Autumn: Prunus mume ‘Beni-chidori’
Autumn: in the Peak District
Autumn: Salvia ‘Amistad’
Autumn: Cornus ‘Norman Hadden’
7 thoughts on “Autumn: Fagus sylvatica – common beech”
It's a beautiful boundary for a garden.
Sorry – not quite the comment you'd want, but I'm wondering how do you get your post (as opposed to blog) on Feedspot? And is it worth doing?
Agree re beech – love it! Xxxx
It is beautiful but more work than a fence!
Yes, this is true. But I think the wildlife and light factor make up for that.

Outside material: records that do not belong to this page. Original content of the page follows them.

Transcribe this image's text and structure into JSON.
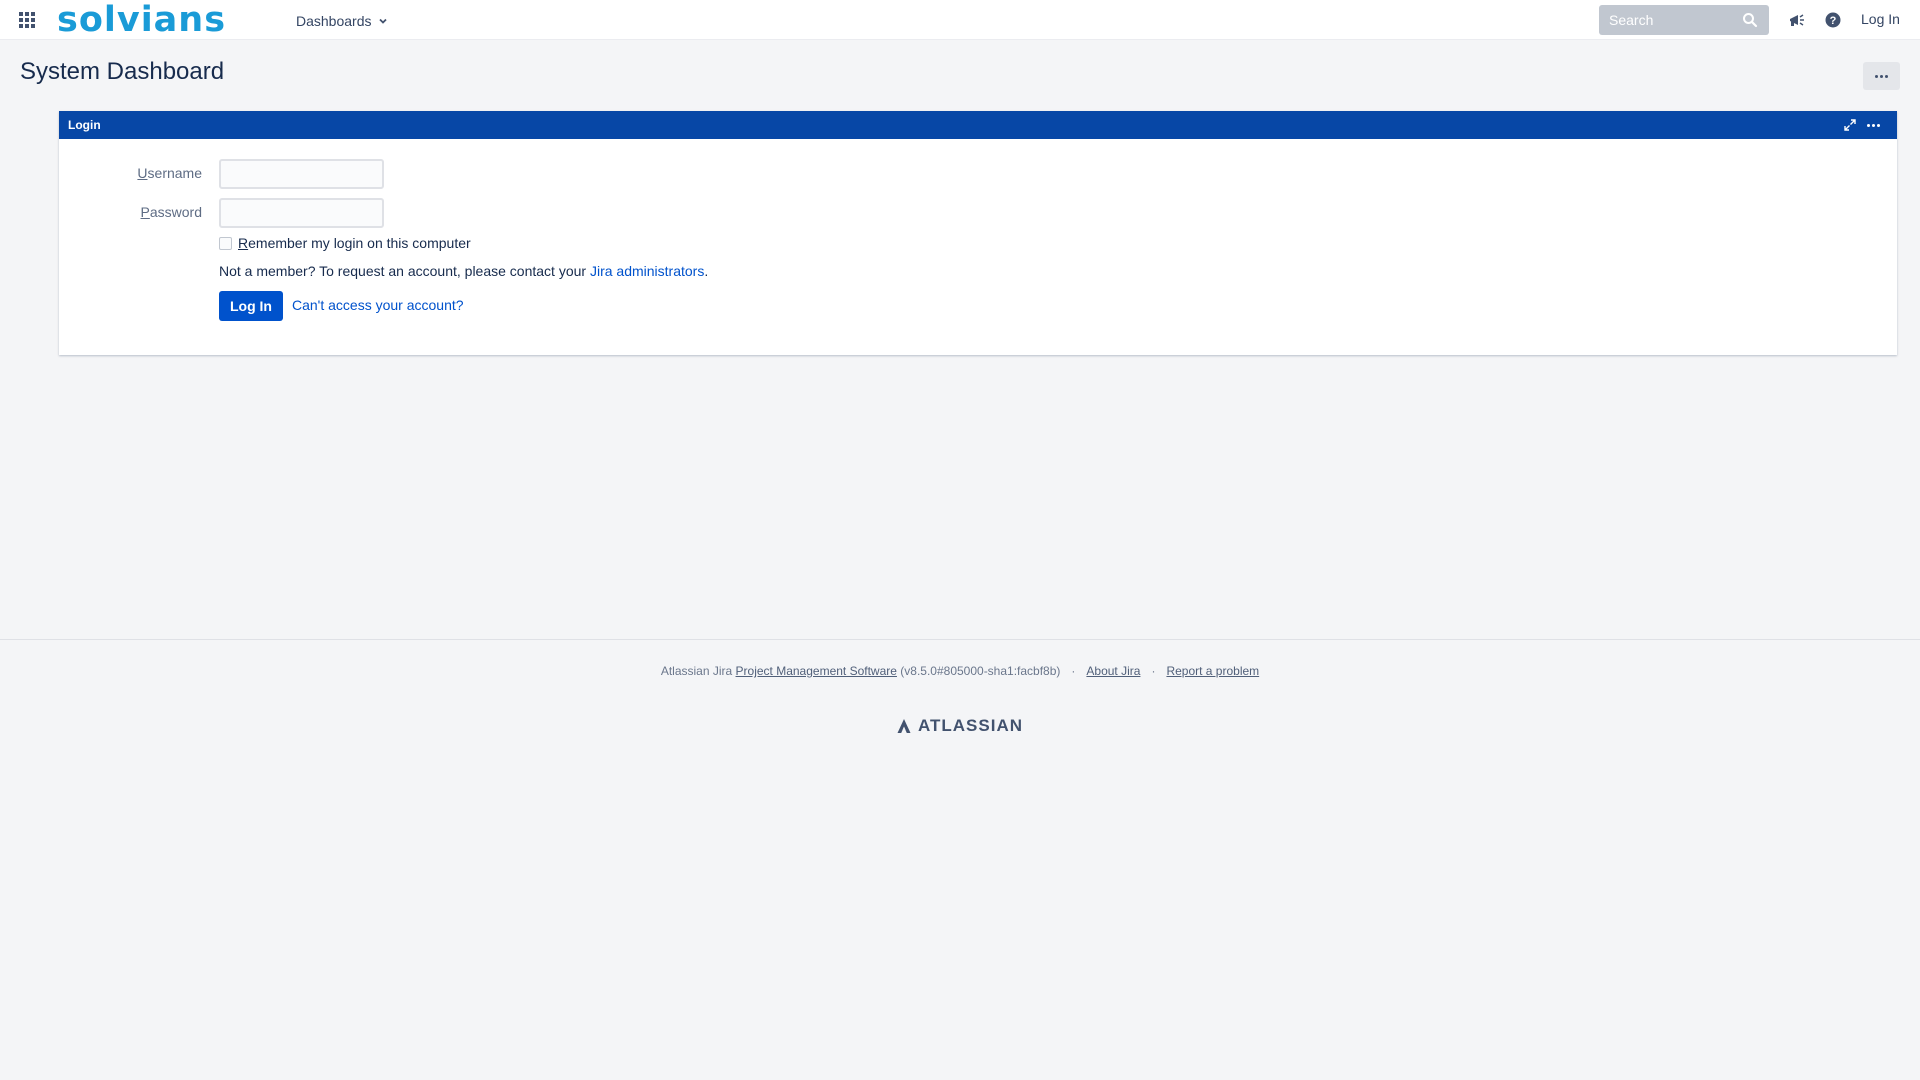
{
  "header": {
    "brand": "solvians",
    "nav_dashboards": "Dashboards",
    "search_placeholder": "Search",
    "login_label": "Log In"
  },
  "page": {
    "title": "System Dashboard"
  },
  "gadget": {
    "title": "Login",
    "username_label_first": "U",
    "username_label_rest": "sername",
    "password_label_first": "P",
    "password_label_rest": "assword",
    "username_value": "",
    "password_value": "",
    "remember_first": "R",
    "remember_rest": "emember my login on this computer",
    "not_member_text": "Not a member? To request an account, please contact your ",
    "admins_link": "Jira administrators",
    "period": ".",
    "login_button": "Log In",
    "cant_access": "Can't access your account?"
  },
  "footer": {
    "prefix": "Atlassian Jira ",
    "pm_link": "Project Management Software",
    "version": " (v8.5.0#805000-sha1:facbf8b)",
    "about_link": "About Jira",
    "report_link": "Report a problem",
    "separator": "·",
    "atlassian": "ATLASSIAN"
  },
  "colors": {
    "brand_blue": "#0747a6",
    "link_blue": "#0052cc",
    "logo_teal": "#1a9bd7"
  }
}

Plus, they aren't that fast growing so you only need to trim them once, at most twice, a year.
I don't know, as I don't know what Feedspot is?!
Ah – right – I put you there, as a bookmark for me! And forgot I'd done it. Sorry! Xxxx